» Exercise objective
Restate the records that follow word for word; no pictures should appear.
-- Data to use follows --
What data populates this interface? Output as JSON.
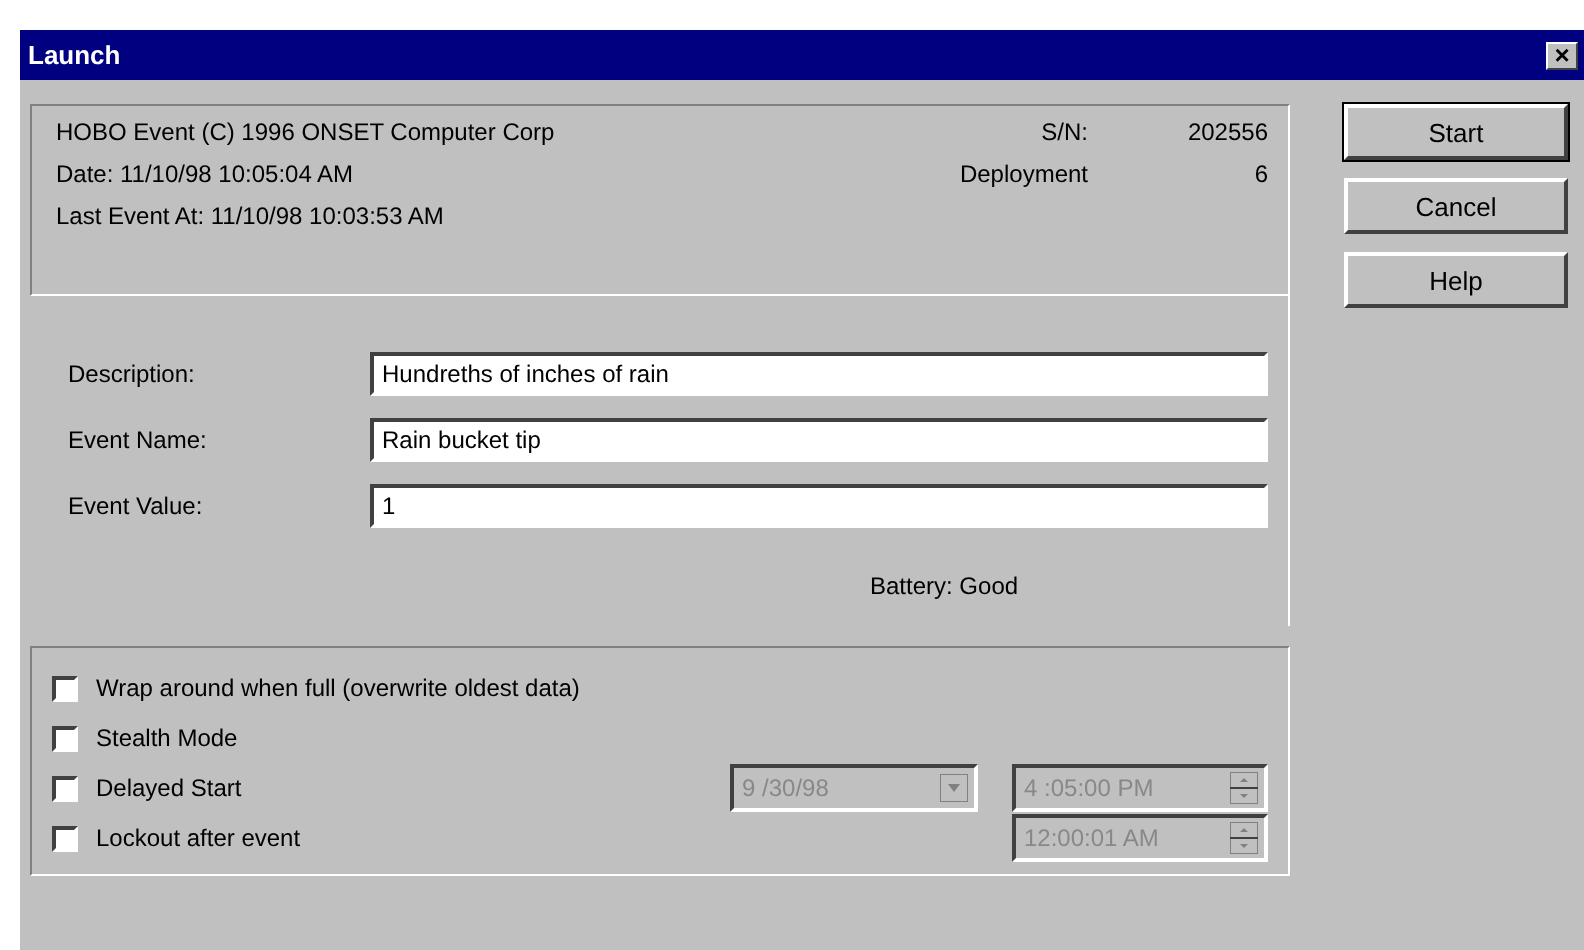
{
  "window": {
    "title": "Launch",
    "close": "×"
  },
  "info": {
    "product": "HOBO Event (C) 1996 ONSET Computer Corp",
    "date": "Date:  11/10/98  10:05:04 AM",
    "last_event": "Last Event At:  11/10/98  10:03:53 AM",
    "sn_label": "S/N:",
    "sn_value": "202556",
    "deployment_label": "Deployment",
    "deployment_value": "6"
  },
  "fields": [
    {
      "label": "Description:",
      "value": "Hundreths of inches of rain"
    },
    {
      "label": "Event Name:",
      "value": "Rain bucket tip"
    },
    {
      "label": "Event Value:",
      "value": "1"
    }
  ],
  "battery": "Battery: Good",
  "options": [
    {
      "label": "Wrap around when full (overwrite oldest data)",
      "checked": false
    },
    {
      "label": "Stealth Mode",
      "checked": false
    },
    {
      "label": "Delayed Start",
      "checked": false,
      "date": {
        "value": "9 /30/98",
        "disabled": true
      },
      "time": {
        "value": "4 :05:00 PM",
        "disabled": true
      }
    },
    {
      "label": "Lockout after event",
      "checked": false,
      "time": {
        "value": "12:00:01 AM",
        "disabled": true
      }
    }
  ],
  "buttons": [
    {
      "label": "Start",
      "default": true
    },
    {
      "label": "Cancel",
      "default": false
    },
    {
      "label": "Help",
      "default": false
    }
  ]
}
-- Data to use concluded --
» Response to this exercise
What data populates this interface? Output as JSON.
{
  "window": {
    "title": "Launch",
    "close": "×"
  },
  "info": {
    "product": "HOBO Event (C) 1996 ONSET Computer Corp",
    "date": "Date:  11/10/98  10:05:04 AM",
    "last_event": "Last Event At:  11/10/98  10:03:53 AM",
    "sn_label": "S/N:",
    "sn_value": "202556",
    "deployment_label": "Deployment",
    "deployment_value": "6"
  },
  "fields": [
    {
      "label": "Description:",
      "value": "Hundreths of inches of rain"
    },
    {
      "label": "Event Name:",
      "value": "Rain bucket tip"
    },
    {
      "label": "Event Value:",
      "value": "1"
    }
  ],
  "battery": "Battery: Good",
  "options": [
    {
      "label": "Wrap around when full (overwrite oldest data)",
      "checked": false
    },
    {
      "label": "Stealth Mode",
      "checked": false
    },
    {
      "label": "Delayed Start",
      "checked": false,
      "date": {
        "value": "9 /30/98",
        "disabled": true
      },
      "time": {
        "value": "4 :05:00 PM",
        "disabled": true
      }
    },
    {
      "label": "Lockout after event",
      "checked": false,
      "time": {
        "value": "12:00:01 AM",
        "disabled": true
      }
    }
  ],
  "buttons": [
    {
      "label": "Start",
      "default": true
    },
    {
      "label": "Cancel",
      "default": false
    },
    {
      "label": "Help",
      "default": false
    }
  ]
}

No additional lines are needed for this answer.